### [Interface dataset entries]
------------------------------------------------------------------------

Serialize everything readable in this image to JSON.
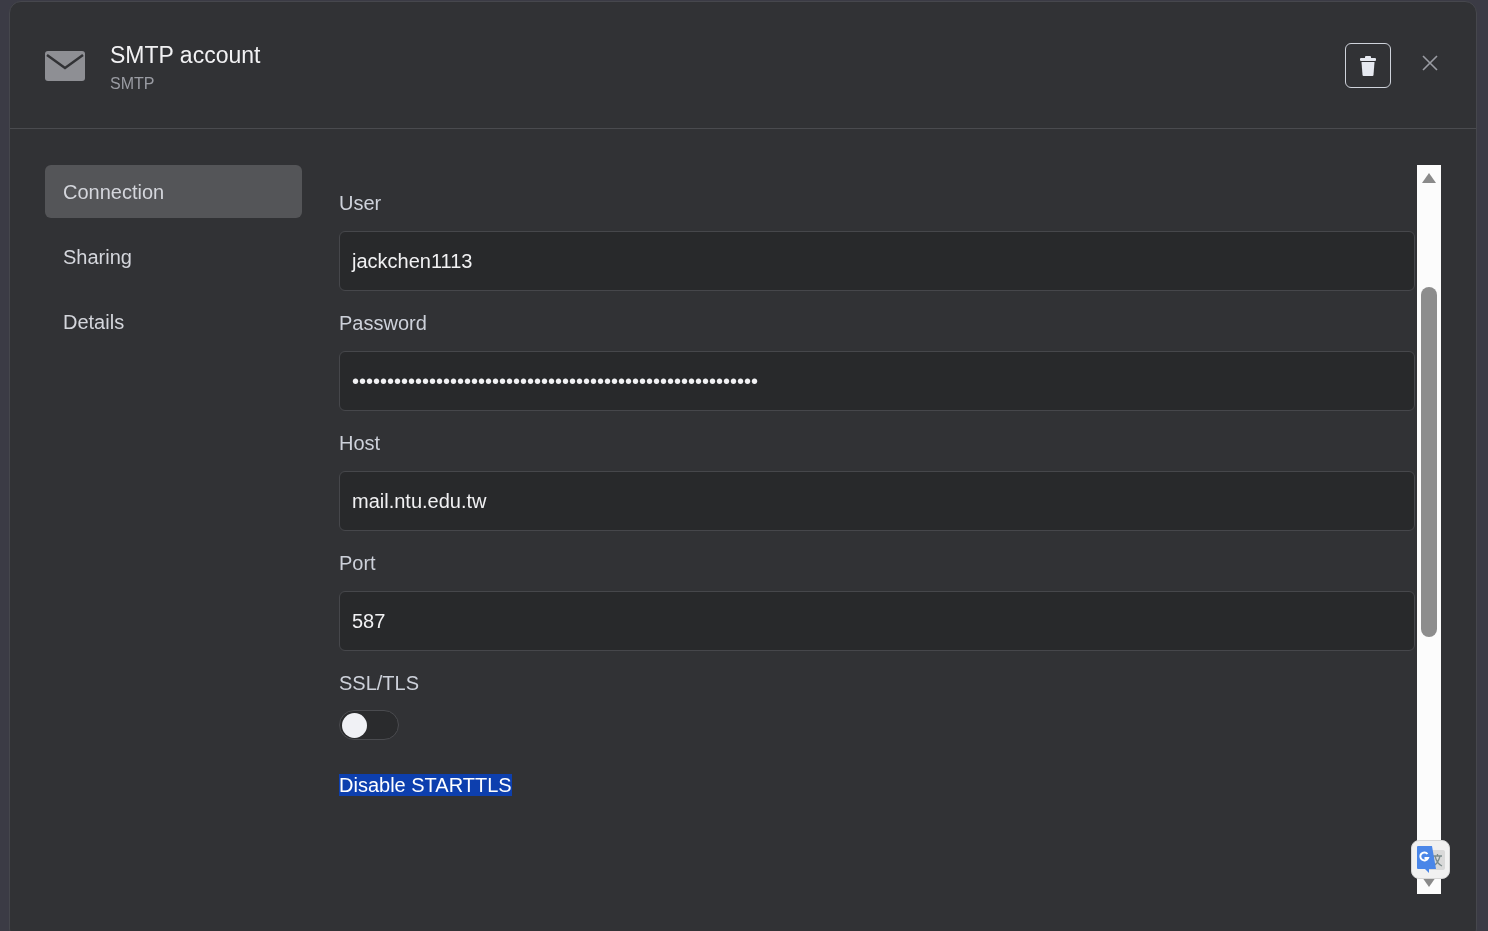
{
  "dialog": {
    "title": "SMTP account",
    "subtitle": "SMTP"
  },
  "nav": [
    {
      "label": "Connection",
      "selected": true
    },
    {
      "label": "Sharing",
      "selected": false
    },
    {
      "label": "Details",
      "selected": false
    }
  ],
  "fields": [
    {
      "kind": "text",
      "label": "User",
      "value": "jackchen1113"
    },
    {
      "kind": "text",
      "label": "Password",
      "value": "••••••••••••••••••••••••••••••••••••••••••••••••••••••••••"
    },
    {
      "kind": "text",
      "label": "Host",
      "value": "mail.ntu.edu.tw"
    },
    {
      "kind": "text",
      "label": "Port",
      "value": "587"
    },
    {
      "kind": "toggle",
      "label": "SSL/TLS",
      "on": false
    },
    {
      "kind": "selected-label",
      "label": "Disable STARTTLS"
    }
  ]
}
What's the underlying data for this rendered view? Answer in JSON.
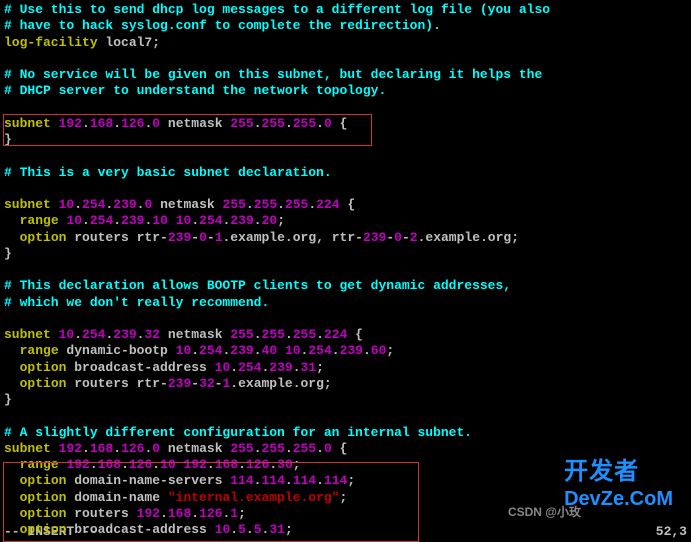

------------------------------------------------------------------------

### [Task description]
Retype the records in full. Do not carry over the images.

### [Exercise result]
Serialize everything readable in this image to JSON.
{
  "dialog": {
    "title": "SMTP account",
    "subtitle": "SMTP"
  },
  "nav": [
    {
      "label": "Connection",
      "selected": true
    },
    {
      "label": "Sharing",
      "selected": false
    },
    {
      "label": "Details",
      "selected": false
    }
  ],
  "fields": [
    {
      "kind": "text",
      "label": "User",
      "value": "jackchen1113"
    },
    {
      "kind": "text",
      "label": "Password",
      "value": "••••••••••••••••••••••••••••••••••••••••••••••••••••••••••"
    },
    {
      "kind": "text",
      "label": "Host",
      "value": "mail.ntu.edu.tw"
    },
    {
      "kind": "text",
      "label": "Port",
      "value": "587"
    },
    {
      "kind": "toggle",
      "label": "SSL/TLS",
      "on": false
    },
    {
      "kind": "selected-label",
      "label": "Disable STARTTLS"
    }
  ]
}
What's the underlying data for this rendered view? Answer in JSON.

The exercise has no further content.